Rebecca King, 33, did not tell the authorities she had begun an affair with drug baron David Turnbull and put credit on a mobile telephone he used from behind bars, Teesside Crown Court heard.

When she was arrested officers found £9,490 of his cash, including some stuffed in a Vivienne Westwood handbag, in the loft of her mother’s home.

Judge Simon Bourne-Arton jailed the mother of two daughters, aged six and 11, saying: “It was not foolishness, it was palpably worse. It was palpably wrong and it was palpably criminal.”

King met Turnbull while working at HMP Wealstun, near Wetherby, West Yorkshire in 2006 but the prosecution accepted that their affair started after his release, in 2008.

The romance, said to have started while she was vulnerable, continued after he was arrested and held on remand in 2011 for his part in a large-scale cocaine, cannabis and heroin conspiracy.

He has since been jailed for almost nine years.

King, from Selby, North Yorkshire, bought top-ups for the phone at local supermarkets then sent him the activation codes via texts.

The court heard there were 1,600 mobile phone contacts between the two while he was at Holme House Prison, Stockton, Teesside.

The judge accepted that prison officers deal with the “most dishonest and most skilled at manipulating others” but said that they are trained in handling them.

While recognising her hard work in advancing from being an administrative assistant to the role of senior prison officer in nine years, he said prison officers are trusted by the public.

“You broke that trust,” he said.

The couple went on holiday to Mexico in 2010 and the £2,300 bill was paid in cash, the court heard.

Christopher Knox, defending, said King’s probation officer stated that the defendant became blinded by love.

“This woman became involved in the relationship and she should have disclosed it,” he said.

“She got dragged further into it.

“(The probation officer) is satisfied this was simply a woman who fell quickly in love with this particular man.”

The judge said buying top-ups for the career criminal’s phone is a serious aspect of the case.

Phones inside prison allow inmates to carry on their criminality, undermine discipline and are a “corrosive” influence, the court heard.

“You are an intelligent woman. You are a hard-working individual,” the judge said.

“You were a senior prison officer and you got there by working hard and doing well for yourself. You should have been well aware of the criminality and the dangers of what you were doing.”

The judge acknowledged that time in jail for an ex-prison officer would be hard and that the sentence would have a serious impact on her children.

“I am not prepared to accept you acted throughout this time blindly. You knew full what you were doing.”

She has resigned from her job, the court heard.

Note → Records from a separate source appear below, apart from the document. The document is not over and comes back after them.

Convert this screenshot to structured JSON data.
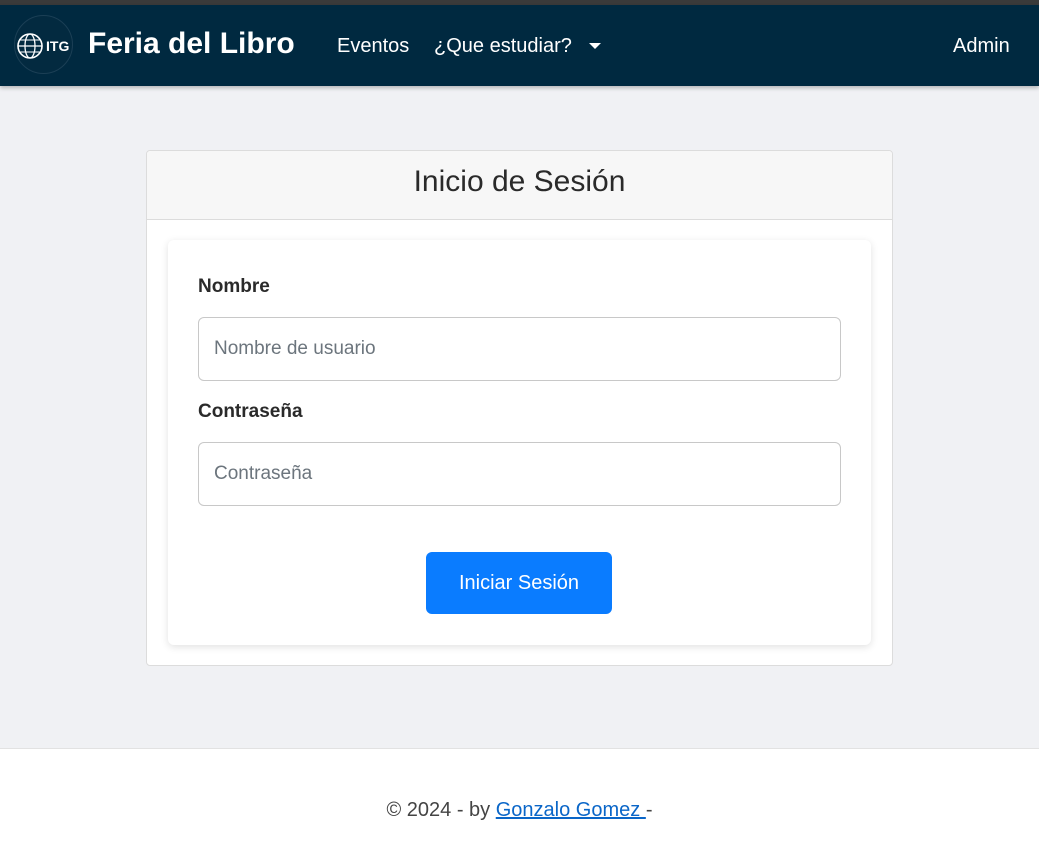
{
  "navbar": {
    "logo_text": "ITG",
    "brand": "Feria del Libro",
    "links": {
      "eventos": "Eventos",
      "estudiar": "¿Que estudiar?",
      "admin": "Admin"
    }
  },
  "login": {
    "title": "Inicio de Sesión",
    "username": {
      "label": "Nombre",
      "placeholder": "Nombre de usuario",
      "value": ""
    },
    "password": {
      "label": "Contraseña",
      "placeholder": "Contraseña",
      "value": ""
    },
    "submit_label": "Iniciar Sesión"
  },
  "footer": {
    "prefix": "© 2024 - by ",
    "author_link": "Gonzalo Gomez ",
    "suffix": "-"
  },
  "colors": {
    "navbar_bg": "#002940",
    "primary_button": "#0a7cff",
    "link": "#0a66c8"
  }
}
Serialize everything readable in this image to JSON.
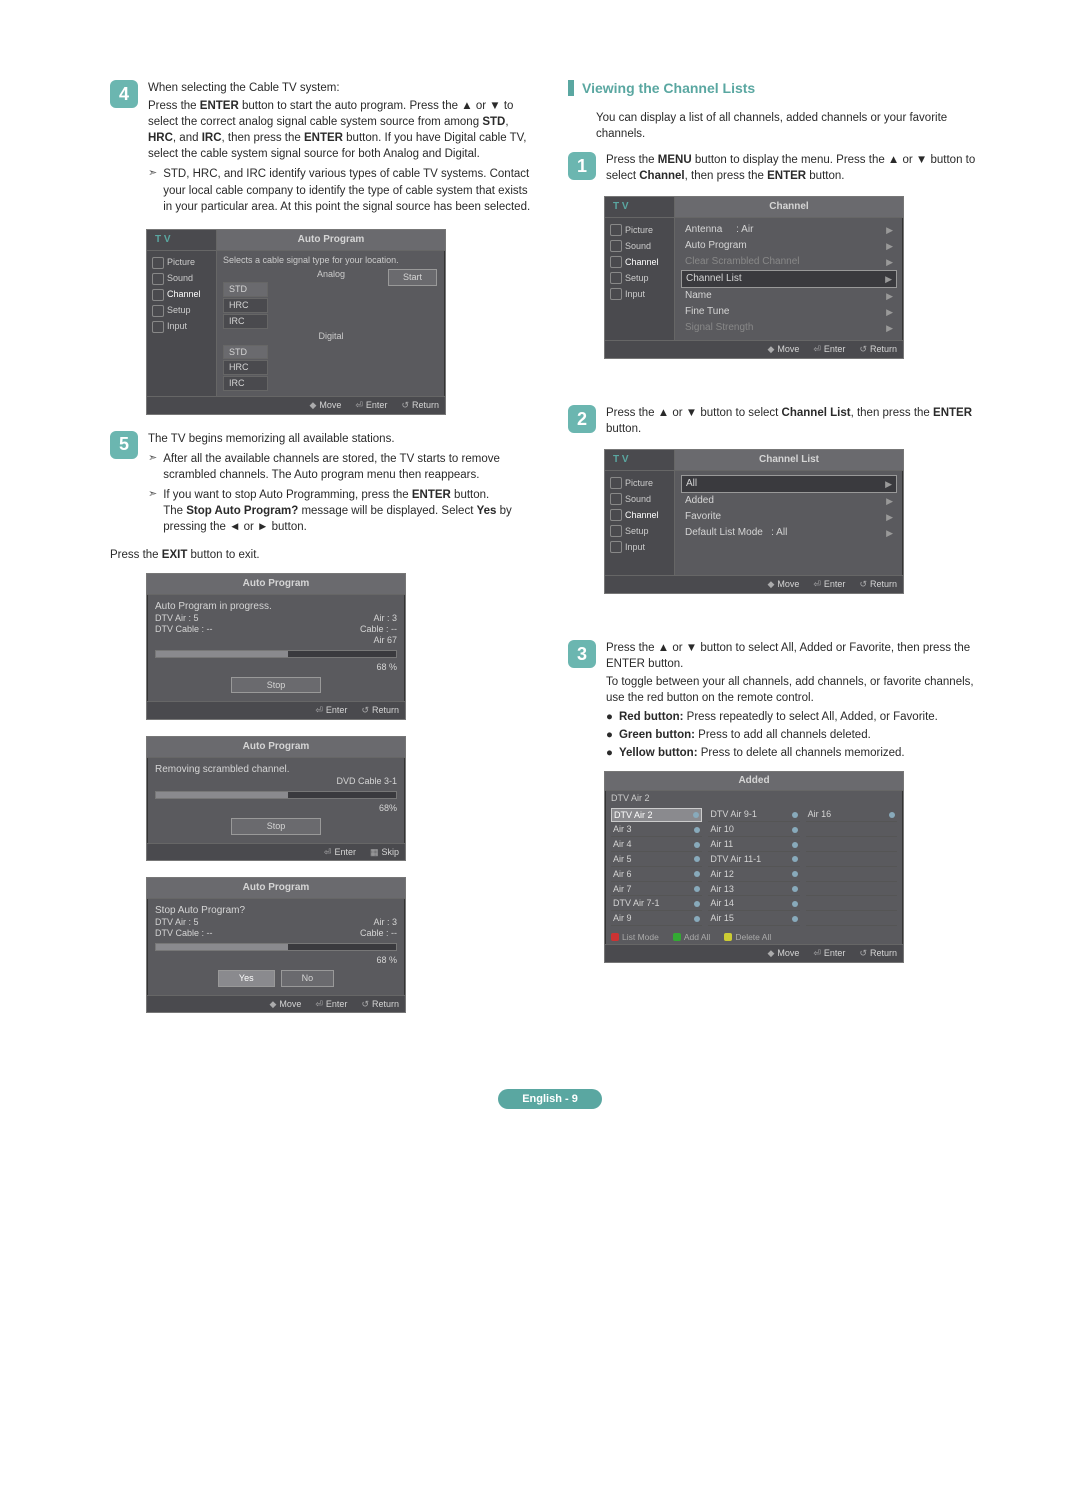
{
  "left": {
    "step4": {
      "num": "4",
      "l1_a": "When selecting the Cable TV system:",
      "l1_b": "Press the ",
      "l1_c": "ENTER",
      "l1_d": " button to start the auto program.",
      "l2": "Press the ▲ or ▼ to select the correct analog signal cable system source from among ",
      "std": "STD",
      "hrc": "HRC",
      "and": ", and ",
      "irc": "IRC",
      "l3": ", then press the ",
      "enter2": "ENTER",
      "l4": " button. If you have Digital cable TV, select the cable system signal source for both Analog and Digital.",
      "note": "STD, HRC, and IRC identify various types of cable TV systems. Contact your local cable company to identify the type of cable system that exists in your particular area. At this point the signal source has been selected."
    },
    "osd_auto": {
      "tv": "T V",
      "title": "Auto Program",
      "hint": "Selects a cable signal type for your location.",
      "analog": "Analog",
      "std": "STD",
      "hrc": "HRC",
      "irc": "IRC",
      "digital": "Digital",
      "start": "Start",
      "side": [
        "Picture",
        "Sound",
        "Channel",
        "Setup",
        "Input"
      ],
      "foot_move": "Move",
      "foot_enter": "Enter",
      "foot_return": "Return"
    },
    "step5": {
      "num": "5",
      "intro": "The TV begins memorizing all available stations.",
      "a": "After all the available channels are stored, the TV starts to remove scrambled channels. The Auto program menu then reappears.",
      "b1": "If you want to stop Auto Programming, press the ",
      "b_enter": "ENTER",
      "b2": " button.",
      "b3a": "The ",
      "b3b": "Stop Auto Program?",
      "b3c": " message will be displayed. Select ",
      "b3d": "Yes",
      "b3e": " by pressing the ◄ or ► button.",
      "exit_a": "Press the ",
      "exit_b": "EXIT",
      "exit_c": " button to exit."
    },
    "osd_prog1": {
      "title": "Auto Program",
      "l1": "Auto Program in progress.",
      "l2a": "DTV Air : 5",
      "l2b": "Air : 3",
      "l3a": "DTV Cable : --",
      "l3b": "Cable : --",
      "air67": "Air 67",
      "pct": "68 %",
      "stop": "Stop",
      "foot_enter": "Enter",
      "foot_return": "Return"
    },
    "osd_prog2": {
      "title": "Auto Program",
      "l1": "Removing scrambled channel.",
      "dvd": "DVD Cable 3-1",
      "pct": "68%",
      "stop": "Stop",
      "foot_enter": "Enter",
      "foot_skip": "Skip"
    },
    "osd_prog3": {
      "title": "Auto Program",
      "l1": "Stop Auto Program?",
      "l2a": "DTV Air : 5",
      "l2b": "Air : 3",
      "l3a": "DTV Cable : --",
      "l3b": "Cable : --",
      "pct": "68 %",
      "yes": "Yes",
      "no": "No",
      "foot_move": "Move",
      "foot_enter": "Enter",
      "foot_return": "Return"
    }
  },
  "right": {
    "heading": "Viewing the Channel Lists",
    "intro": "You can display a list of all channels, added channels or your favorite channels.",
    "step1": {
      "num": "1",
      "a": "Press the ",
      "menu": "MENU",
      "b": " button to display the menu.",
      "c": "Press the ▲ or ▼ button to select ",
      "channel": "Channel",
      "d": ", then press the ",
      "enter": "ENTER",
      "e": " button."
    },
    "osd_channel": {
      "tv": "T V",
      "title": "Channel",
      "r1a": "Antenna",
      "r1b": ": Air",
      "r2": "Auto Program",
      "r3": "Clear Scrambled Channel",
      "r4": "Channel List",
      "r5": "Name",
      "r6": "Fine Tune",
      "r7": "Signal Strength",
      "side": [
        "Picture",
        "Sound",
        "Channel",
        "Setup",
        "Input"
      ],
      "foot_move": "Move",
      "foot_enter": "Enter",
      "foot_return": "Return"
    },
    "step2": {
      "num": "2",
      "a": "Press the ▲ or ▼ button to select ",
      "cl": "Channel List",
      "b": ", then press the ",
      "enter": "ENTER",
      "c": " button."
    },
    "osd_chlist": {
      "tv": "T V",
      "title": "Channel List",
      "r1": "All",
      "r2": "Added",
      "r3": "Favorite",
      "r4a": "Default List Mode",
      "r4b": ": All",
      "side": [
        "Picture",
        "Sound",
        "Channel",
        "Setup",
        "Input"
      ],
      "foot_move": "Move",
      "foot_enter": "Enter",
      "foot_return": "Return"
    },
    "step3": {
      "num": "3",
      "a": "Press the ▲ or ▼ button to select All, Added or Favorite, then press the ENTER button.",
      "b": "To toggle between your all channels, add channels, or favorite channels, use the red button on the remote control.",
      "red_a": "Red button:",
      "red_b": " Press repeatedly to select All, Added, or Favorite.",
      "grn_a": "Green button:",
      "grn_b": " Press to add all channels deleted.",
      "yel_a": "Yellow button:",
      "yel_b": " Press to delete all channels memorized."
    },
    "osd_added": {
      "title": "Added",
      "intro": "DTV Air 2",
      "col1": [
        "DTV Air 2",
        "Air 3",
        "Air 4",
        "Air 5",
        "Air 6",
        "Air 7",
        "DTV Air 7-1",
        "Air 9"
      ],
      "col2": [
        "DTV Air 9-1",
        "Air 10",
        "Air 11",
        "DTV Air 11-1",
        "Air 12",
        "Air 13",
        "Air 14",
        "Air 15"
      ],
      "col3": [
        "Air 16",
        "",
        "",
        "",
        "",
        "",
        "",
        ""
      ],
      "leg_list": "List Mode",
      "leg_add": "Add All",
      "leg_del": "Delete All",
      "foot_move": "Move",
      "foot_enter": "Enter",
      "foot_return": "Return"
    }
  },
  "footer": "English - 9"
}
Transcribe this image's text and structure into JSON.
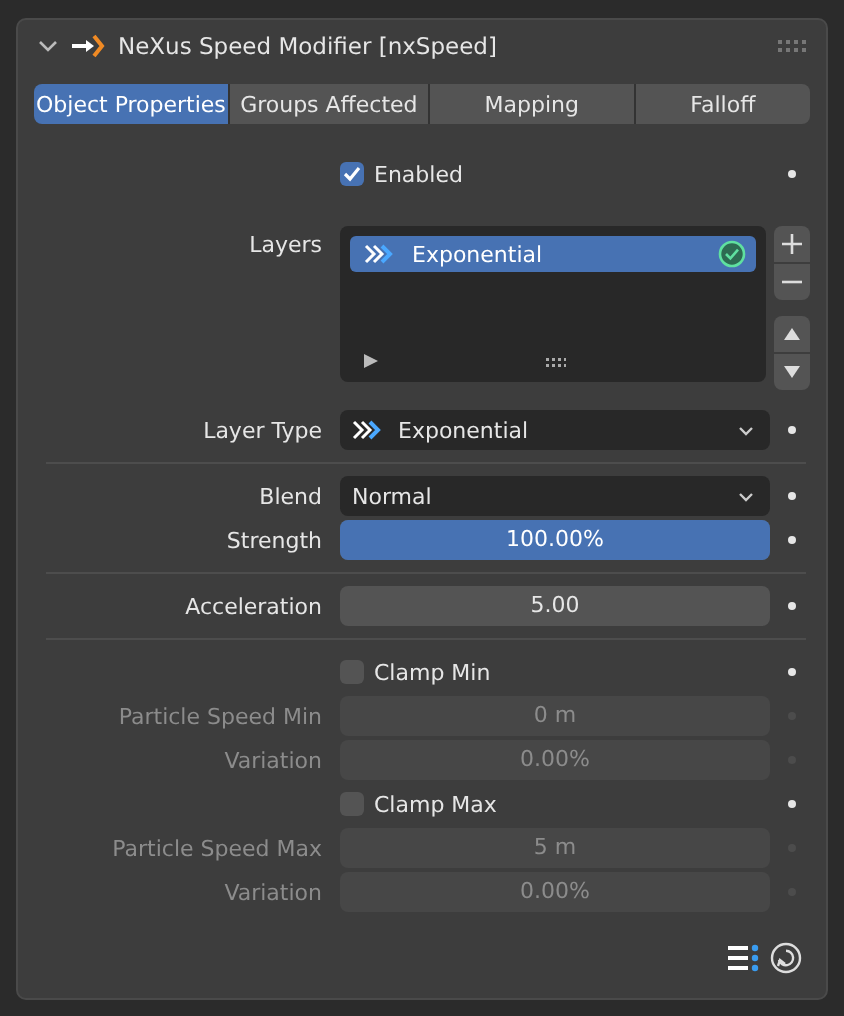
{
  "header": {
    "title": "NeXus Speed Modifier [nxSpeed]",
    "expanded": true
  },
  "tabs": [
    {
      "label": "Object Properties",
      "selected": true
    },
    {
      "label": "Groups Affected",
      "selected": false
    },
    {
      "label": "Mapping",
      "selected": false
    },
    {
      "label": "Falloff",
      "selected": false
    }
  ],
  "rows": [
    {
      "kind": "checkbox",
      "label": "Enabled",
      "checked": true,
      "disabled": false
    },
    {
      "kind": "list",
      "label": "Layers",
      "items": [
        {
          "name": "Exponential",
          "selected": true,
          "checked": true
        }
      ]
    },
    {
      "kind": "dropdown",
      "label": "Layer Type",
      "value": "Exponential",
      "icon": true
    },
    {
      "kind": "separator"
    },
    {
      "kind": "dropdown",
      "label": "Blend",
      "value": "Normal",
      "icon": false
    },
    {
      "kind": "slider",
      "label": "Strength",
      "value": "100.00%",
      "level": 1
    },
    {
      "kind": "separator"
    },
    {
      "kind": "number",
      "label": "Acceleration",
      "value": "5.00",
      "disabled": false
    },
    {
      "kind": "separator"
    },
    {
      "kind": "checkbox",
      "label": "Clamp Min",
      "checked": false,
      "disabled": false
    },
    {
      "kind": "number",
      "label": "Particle Speed Min",
      "value": "0 m",
      "disabled": true
    },
    {
      "kind": "number",
      "label": "Variation",
      "value": "0.00%",
      "disabled": true
    },
    {
      "kind": "checkbox",
      "label": "Clamp Max",
      "checked": false,
      "disabled": false
    },
    {
      "kind": "number",
      "label": "Particle Speed Max",
      "value": "5 m",
      "disabled": true
    },
    {
      "kind": "number",
      "label": "Variation",
      "value": "0.00%",
      "disabled": true
    }
  ]
}
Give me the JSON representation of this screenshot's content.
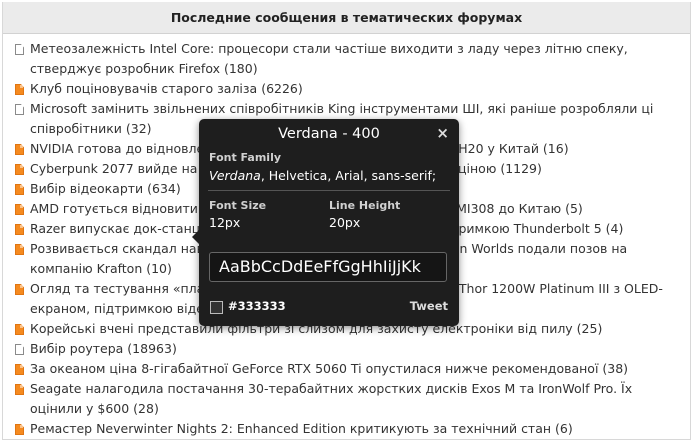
{
  "forum": {
    "title": "Последние сообщения в тематических форумах",
    "posts": [
      {
        "icon": "doc-icon",
        "hot": false,
        "text": "Метеозалежність Intel Core: процесори стали частіше виходити з ладу через літню спеку, стверджує розробник Firefox (180)"
      },
      {
        "icon": "hot-doc-icon",
        "hot": true,
        "text": "Клуб поціновувачів старого заліза (6226)"
      },
      {
        "icon": "doc-icon",
        "hot": false,
        "text": "Microsoft замінить звільнених співробітників King інструментами ШІ, які раніше розробляли ці співробітники (32)"
      },
      {
        "icon": "hot-doc-icon",
        "hot": true,
        "text": "NVIDIA готова до відновлення поставок прискорювачів ШІ-чипів H20 у Китай (16)"
      },
      {
        "icon": "hot-doc-icon",
        "hot": true,
        "text": "Cyberpunk 2077 вийде на консолі Nintendo Switch 2 за помірною ціною (1129)"
      },
      {
        "icon": "hot-doc-icon",
        "hot": true,
        "text": "Вибір відеокарти (634)"
      },
      {
        "icon": "hot-doc-icon",
        "hot": true,
        "text": "AMD готується відновити постачання ШІ-прискорювачів Instinct MI308 до Китаю (5)"
      },
      {
        "icon": "hot-doc-icon",
        "hot": true,
        "text": "Razer випускає док-станцію та зовнішній відеокарт Core X з підтримкою Thunderbolt 5 (4)"
      },
      {
        "icon": "hot-doc-icon",
        "hot": true,
        "text": "Розвивається скандал навколо Subnautica 2: засновники Unknown Worlds подали позов на компанію Krafton (10)"
      },
      {
        "icon": "hot-doc-icon",
        "hot": true,
        "text": "Огляд та тестування «платинового» блока живлення ASUS ROG Thor 1200W Platinum III з OLED-екраном, підтримкою відеокарт з потужністю 1200 Вт (8)"
      },
      {
        "icon": "hot-doc-icon",
        "hot": true,
        "text": "Корейські вчені представили фільтри зі слизом для захисту електроніки від пилу (25)"
      },
      {
        "icon": "doc-icon",
        "hot": false,
        "text": "Вибір роутера (18963)"
      },
      {
        "icon": "hot-doc-icon",
        "hot": true,
        "text": "За океаном ціна 8-гігабайтної GeForce RTX 5060 Ti опустилася нижче рекомендованої (38)"
      },
      {
        "icon": "hot-doc-icon",
        "hot": true,
        "text": "Seagate налагодила постачання 30-терабайтних жорстких дисків Exos M та IronWolf Pro. Їх оцінили у $600 (28)"
      },
      {
        "icon": "hot-doc-icon",
        "hot": true,
        "text": "Ремастер Neverwinter Nights 2: Enhanced Edition критикують за технічний стан (6)"
      }
    ]
  },
  "font_tooltip": {
    "title": "Verdana - 400",
    "close": "×",
    "family_label": "Font Family",
    "family_primary": "Verdana",
    "family_rest": ", Helvetica, Arial, sans-serif;",
    "size_label": "Font Size",
    "size_value": "12px",
    "line_height_label": "Line Height",
    "line_height_value": "20px",
    "sample": "AaBbCcDdEeFfGgHhIiJjKk",
    "color_hex": "#333333",
    "tweet_label": "Tweet"
  },
  "colors": {
    "header_bg": "#ebebeb",
    "hot_icon": "#f58a1f",
    "tooltip_bg": "#1e1e1e",
    "text": "#333333"
  }
}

After the case, Detective Sergeant Mick Wilson of Cleveland Police said: “It is always sad to see public sector employees involved in corruption and I hope that today’s result stands as a deterrent for those considering this type of criminality.”

King admitted concealing criminal property, knowing or believing it was his benefit from criminal conduct, and three charges of misconduct in a public office at a previous hearing.

She looked shocked as sentence was passed.